  27. ^ Peltz, Jim. "Dodgers' Matt Kemp signs historic $160-million contract". Los Angeles Times. Retrieved November 18, 2011. 
  28. ^ Snyder, Matt. "Dodgers, Kershaw agree to two-year contract". Retrieved February 17, 2012. 
  29. ^ Jackson, Tony. "Source: Andre Ethier agrees to deal". Retrieved June 12, 2012. 
  30. ^ Russo, Billy (November 19, 2009). "Dodgers-Tiburones Fusionan Objetivos". El Universal. 
  31. ^ MacLeod, Calum (March 16, 2008). "Padres Top Dodgers as MLB Wraps China Series". USA Today. 
  32. ^ Shaikin, Bill (July 18, 2008). "It'll Be Dodgers' World". Los Angeles Times. 
  33. ^ Huang, Paul (March 15, 2010). "LA Dodgers Thump Taiwan All-Stars". Taipei Times. 
  34. ^ Hernandez, Dylan. "Dodgers, Diamondbacks to open 2014 season in Australia". Los Angeles Times. Retrieved September 3, 2013. 
  35. ^ "List of Current Major League Baseball General Managers". 
  36. ^ Mitchell, Gail. "Backbeat: Chicago Rocks Charity Concert". Retrieved March 13, 2012. 
  37. ^ "LACC Foundation 2012 Gala". 
  38. ^ "Get Lit Fundraiser: A GIANT SUCCESS". 

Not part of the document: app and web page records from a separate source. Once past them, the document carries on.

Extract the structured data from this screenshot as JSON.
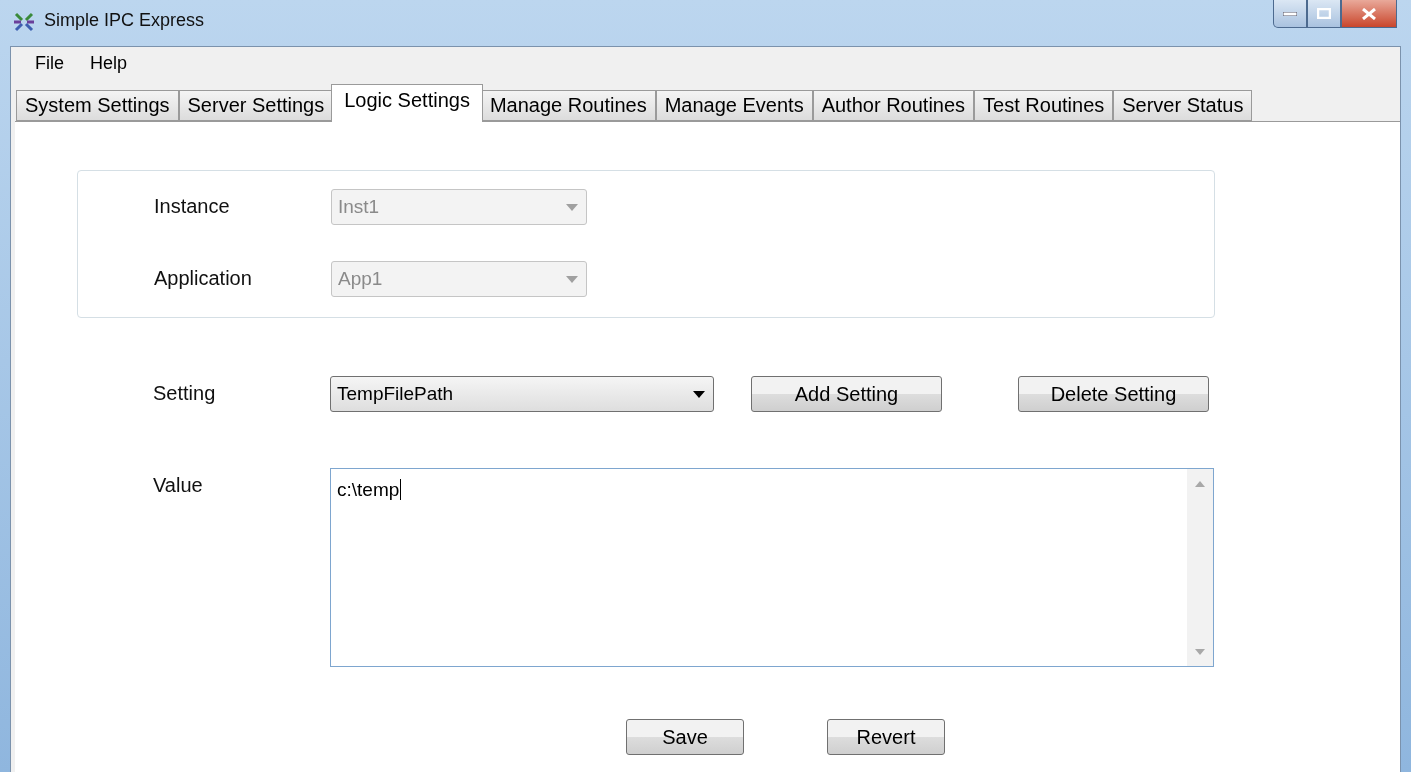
{
  "window": {
    "title": "Simple IPC Express"
  },
  "menu": [
    "File",
    "Help"
  ],
  "tabs": [
    {
      "label": "System Settings",
      "selected": false
    },
    {
      "label": "Server Settings",
      "selected": false
    },
    {
      "label": "Logic Settings",
      "selected": true
    },
    {
      "label": "Manage Routines",
      "selected": false
    },
    {
      "label": "Manage Events",
      "selected": false
    },
    {
      "label": "Author Routines",
      "selected": false
    },
    {
      "label": "Test Routines",
      "selected": false
    },
    {
      "label": "Server Status",
      "selected": false
    }
  ],
  "scope": [
    {
      "label": "Instance",
      "value": "Inst1",
      "disabled": true
    },
    {
      "label": "Application",
      "value": "App1",
      "disabled": true
    }
  ],
  "setting": {
    "label": "Setting",
    "value": "TempFilePath",
    "disabled": false
  },
  "setting_buttons": [
    "Add Setting",
    "Delete Setting"
  ],
  "value": {
    "label": "Value",
    "value": "c:\\temp"
  },
  "buttons": [
    "Save",
    "Revert"
  ]
}
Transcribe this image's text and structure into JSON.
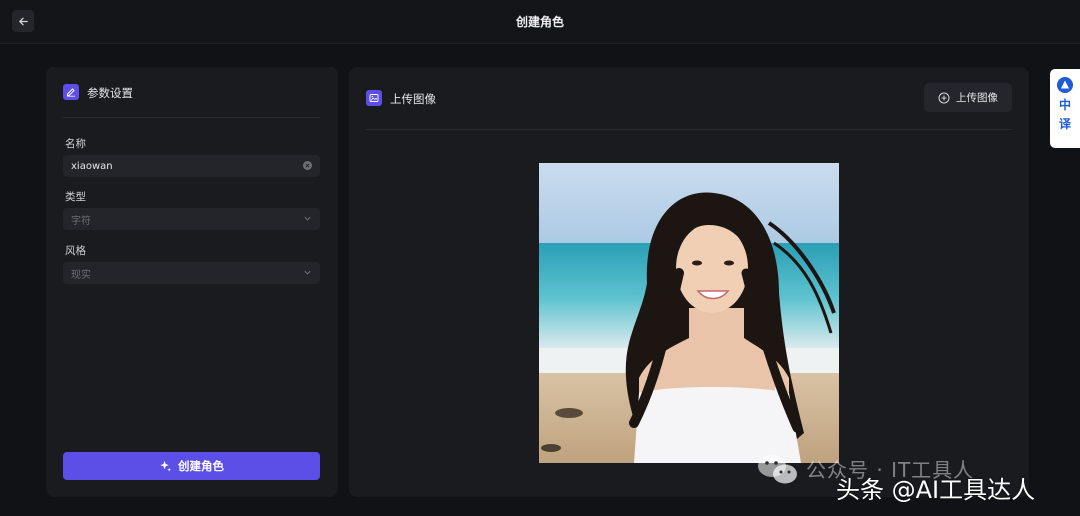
{
  "header": {
    "title": "创建角色"
  },
  "left_panel": {
    "title": "参数设置",
    "fields": {
      "name": {
        "label": "名称",
        "value": "xiaowan"
      },
      "type": {
        "label": "类型",
        "placeholder": "字符"
      },
      "style": {
        "label": "风格",
        "placeholder": "现实"
      }
    },
    "create_button": "创建角色"
  },
  "right_panel": {
    "title": "上传图像",
    "upload_button": "上传图像"
  },
  "side_tab": {
    "char1": "中",
    "char2": "译"
  },
  "watermark": {
    "line1": "公众号 · IT工具人",
    "line2": "头条 @AI工具达人"
  },
  "colors": {
    "accent": "#5b4fe8",
    "panel": "#1a1b1f",
    "background": "#111215"
  }
}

Sporting positions
Preceded by
Paul DePodesta
Los Angeles Dodgers General Manager
Succeeded by